What is being asked. The data below is to be repeated in full, exactly as given.

Extracted material.
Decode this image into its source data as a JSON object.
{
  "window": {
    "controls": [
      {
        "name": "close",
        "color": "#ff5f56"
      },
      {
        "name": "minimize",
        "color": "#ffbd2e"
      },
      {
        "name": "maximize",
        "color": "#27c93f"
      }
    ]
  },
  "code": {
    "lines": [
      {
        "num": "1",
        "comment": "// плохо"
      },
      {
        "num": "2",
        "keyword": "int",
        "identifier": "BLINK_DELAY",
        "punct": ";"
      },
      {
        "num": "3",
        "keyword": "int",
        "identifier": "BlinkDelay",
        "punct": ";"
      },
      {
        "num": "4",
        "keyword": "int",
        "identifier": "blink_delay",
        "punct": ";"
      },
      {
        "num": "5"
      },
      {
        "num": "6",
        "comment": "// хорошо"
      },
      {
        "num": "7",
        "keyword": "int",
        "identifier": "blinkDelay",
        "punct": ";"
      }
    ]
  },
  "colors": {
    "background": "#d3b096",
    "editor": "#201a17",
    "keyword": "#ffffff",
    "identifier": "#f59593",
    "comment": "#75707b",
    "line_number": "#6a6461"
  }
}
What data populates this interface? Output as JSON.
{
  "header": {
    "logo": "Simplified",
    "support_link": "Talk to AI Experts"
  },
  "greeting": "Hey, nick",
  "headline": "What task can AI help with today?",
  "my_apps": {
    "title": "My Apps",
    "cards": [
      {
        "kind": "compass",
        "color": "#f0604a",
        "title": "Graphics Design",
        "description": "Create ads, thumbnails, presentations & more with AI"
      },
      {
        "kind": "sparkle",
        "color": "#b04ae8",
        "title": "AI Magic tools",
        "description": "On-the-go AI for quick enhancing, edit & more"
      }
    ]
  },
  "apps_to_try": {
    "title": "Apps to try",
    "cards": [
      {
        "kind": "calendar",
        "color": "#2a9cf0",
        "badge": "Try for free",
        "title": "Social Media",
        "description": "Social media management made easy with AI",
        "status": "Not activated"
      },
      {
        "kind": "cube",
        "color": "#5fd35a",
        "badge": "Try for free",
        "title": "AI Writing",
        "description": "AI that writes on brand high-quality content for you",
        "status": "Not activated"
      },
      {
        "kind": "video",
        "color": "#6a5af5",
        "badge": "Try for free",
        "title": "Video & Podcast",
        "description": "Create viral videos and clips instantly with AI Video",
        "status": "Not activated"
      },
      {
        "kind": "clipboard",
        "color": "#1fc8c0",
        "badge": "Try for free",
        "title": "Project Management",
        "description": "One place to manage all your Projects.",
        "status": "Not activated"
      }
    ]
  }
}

Completed exercise.
Decode this image into its source data as a JSON object.
{
  "window": {
    "controls": [
      {
        "name": "close",
        "color": "#ff5f56"
      },
      {
        "name": "minimize",
        "color": "#ffbd2e"
      },
      {
        "name": "maximize",
        "color": "#27c93f"
      }
    ]
  },
  "code": {
    "lines": [
      {
        "num": "1",
        "comment": "// плохо"
      },
      {
        "num": "2",
        "keyword": "int",
        "identifier": "BLINK_DELAY",
        "punct": ";"
      },
      {
        "num": "3",
        "keyword": "int",
        "identifier": "BlinkDelay",
        "punct": ";"
      },
      {
        "num": "4",
        "keyword": "int",
        "identifier": "blink_delay",
        "punct": ";"
      },
      {
        "num": "5"
      },
      {
        "num": "6",
        "comment": "// хорошо"
      },
      {
        "num": "7",
        "keyword": "int",
        "identifier": "blinkDelay",
        "punct": ";"
      }
    ]
  },
  "colors": {
    "background": "#d3b096",
    "editor": "#201a17",
    "keyword": "#ffffff",
    "identifier": "#f59593",
    "comment": "#75707b",
    "line_number": "#6a6461"
  }
}
What data populates this interface? Output as JSON.
{
  "header": {
    "logo": "Simplified",
    "support_link": "Talk to AI Experts"
  },
  "greeting": "Hey, nick",
  "headline": "What task can AI help with today?",
  "my_apps": {
    "title": "My Apps",
    "cards": [
      {
        "kind": "compass",
        "color": "#f0604a",
        "title": "Graphics Design",
        "description": "Create ads, thumbnails, presentations & more with AI"
      },
      {
        "kind": "sparkle",
        "color": "#b04ae8",
        "title": "AI Magic tools",
        "description": "On-the-go AI for quick enhancing, edit & more"
      }
    ]
  },
  "apps_to_try": {
    "title": "Apps to try",
    "cards": [
      {
        "kind": "calendar",
        "color": "#2a9cf0",
        "badge": "Try for free",
        "title": "Social Media",
        "description": "Social media management made easy with AI",
        "status": "Not activated"
      },
      {
        "kind": "cube",
        "color": "#5fd35a",
        "badge": "Try for free",
        "title": "AI Writing",
        "description": "AI that writes on brand high-quality content for you",
        "status": "Not activated"
      },
      {
        "kind": "video",
        "color": "#6a5af5",
        "badge": "Try for free",
        "title": "Video & Podcast",
        "description": "Create viral videos and clips instantly with AI Video",
        "status": "Not activated"
      },
      {
        "kind": "clipboard",
        "color": "#1fc8c0",
        "badge": "Try for free",
        "title": "Project Management",
        "description": "One place to manage all your Projects.",
        "status": "Not activated"
      }
    ]
  }
}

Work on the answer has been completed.